** Opening Task input block **

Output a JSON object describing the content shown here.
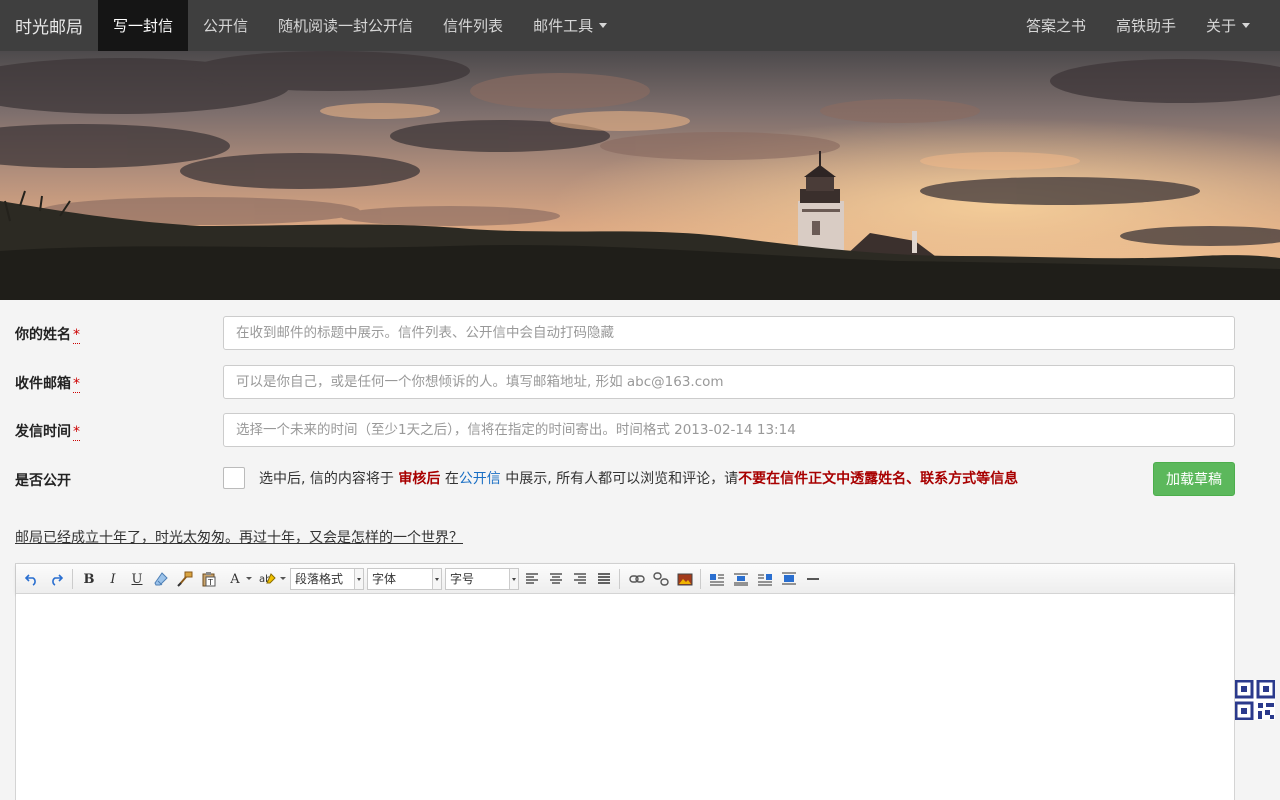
{
  "navbar": {
    "brand": "时光邮局",
    "items": [
      {
        "label": "写一封信",
        "active": true
      },
      {
        "label": "公开信"
      },
      {
        "label": "随机阅读一封公开信"
      },
      {
        "label": "信件列表"
      },
      {
        "label": "邮件工具",
        "dropdown": true
      }
    ],
    "right_items": [
      {
        "label": "答案之书"
      },
      {
        "label": "高铁助手"
      },
      {
        "label": "关于",
        "dropdown": true
      }
    ]
  },
  "form": {
    "name_label": "你的姓名",
    "name_placeholder": "在收到邮件的标题中展示。信件列表、公开信中会自动打码隐藏",
    "email_label": "收件邮箱",
    "email_placeholder": "可以是你自己，或是任何一个你想倾诉的人。填写邮箱地址, 形如 abc@163.com",
    "time_label": "发信时间",
    "time_placeholder": "选择一个未来的时间（至少1天之后），信将在指定的时间寄出。时间格式 2013-02-14 13:14",
    "required_mark": "*",
    "public_label": "是否公开",
    "public_text_1": "选中后, 信的内容将于",
    "public_text_review": "审核后",
    "public_text_2": "在",
    "public_text_link": "公开信",
    "public_text_3": "中展示, 所有人都可以浏览和评论，请",
    "public_text_warning": "不要在信件正文中透露姓名、联系方式等信息",
    "draft_button": "加载草稿",
    "intro_text": "邮局已经成立十年了，时光太匆匆。再过十年，又会是怎样的一个世界？"
  },
  "editor": {
    "paragraph_format": "段落格式",
    "font_family": "字体",
    "font_size": "字号"
  },
  "colors": {
    "navbar_bg": "#3f3f3f",
    "nav_active_bg": "#151515",
    "required_red": "#cc0000",
    "warning_red": "#a80000",
    "link_blue": "#1a6fc4",
    "success_green": "#5cb85c"
  }
}
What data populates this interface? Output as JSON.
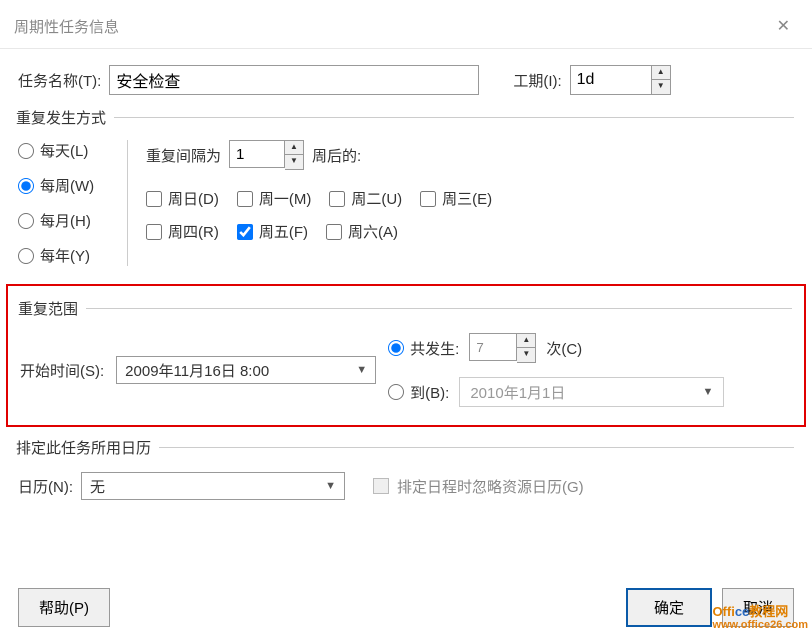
{
  "title": "周期性任务信息",
  "task": {
    "name_label": "任务名称(T):",
    "name_value": "安全检查",
    "duration_label": "工期(I):",
    "duration_value": "1d"
  },
  "recur": {
    "pattern_legend": "重复发生方式",
    "daily": "每天(L)",
    "weekly": "每周(W)",
    "monthly": "每月(H)",
    "yearly": "每年(Y)",
    "interval_label": "重复间隔为",
    "interval_value": "1",
    "interval_suffix": "周后的:",
    "sunday": "周日(D)",
    "monday": "周一(M)",
    "tuesday": "周二(U)",
    "wednesday": "周三(E)",
    "thursday": "周四(R)",
    "friday": "周五(F)",
    "saturday": "周六(A)"
  },
  "range": {
    "legend": "重复范围",
    "start_label": "开始时间(S):",
    "start_value": "2009年11月16日 8:00",
    "occur_label": "共发生:",
    "occur_value": "7",
    "occur_suffix": "次(C)",
    "end_by_label": "到(B):",
    "end_by_value": "2010年1月1日"
  },
  "calendar": {
    "legend": "排定此任务所用日历",
    "label": "日历(N):",
    "value": "无",
    "ignore_label": "排定日程时忽略资源日历(G)"
  },
  "buttons": {
    "help": "帮助(P)",
    "ok": "确定",
    "cancel": "取消"
  },
  "watermark": {
    "line1a": "Offi",
    "line1b": "ce",
    "line1c": "教程网",
    "line2": "www.office26.com"
  }
}
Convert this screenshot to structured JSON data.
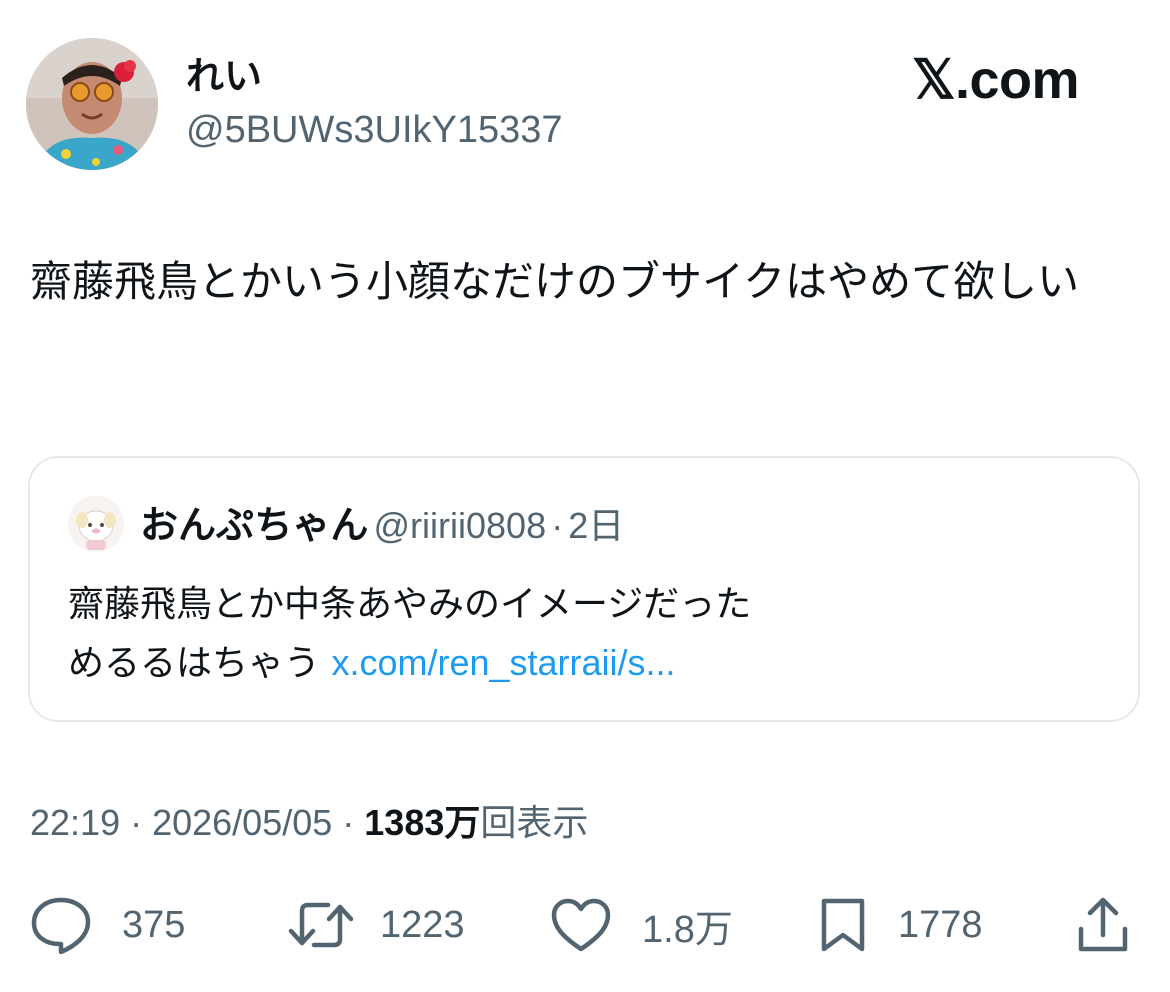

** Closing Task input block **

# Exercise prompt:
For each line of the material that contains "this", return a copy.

# Solution:
What data populates this interface? Output as JSON.
Convert this screenshot to structured JSON data.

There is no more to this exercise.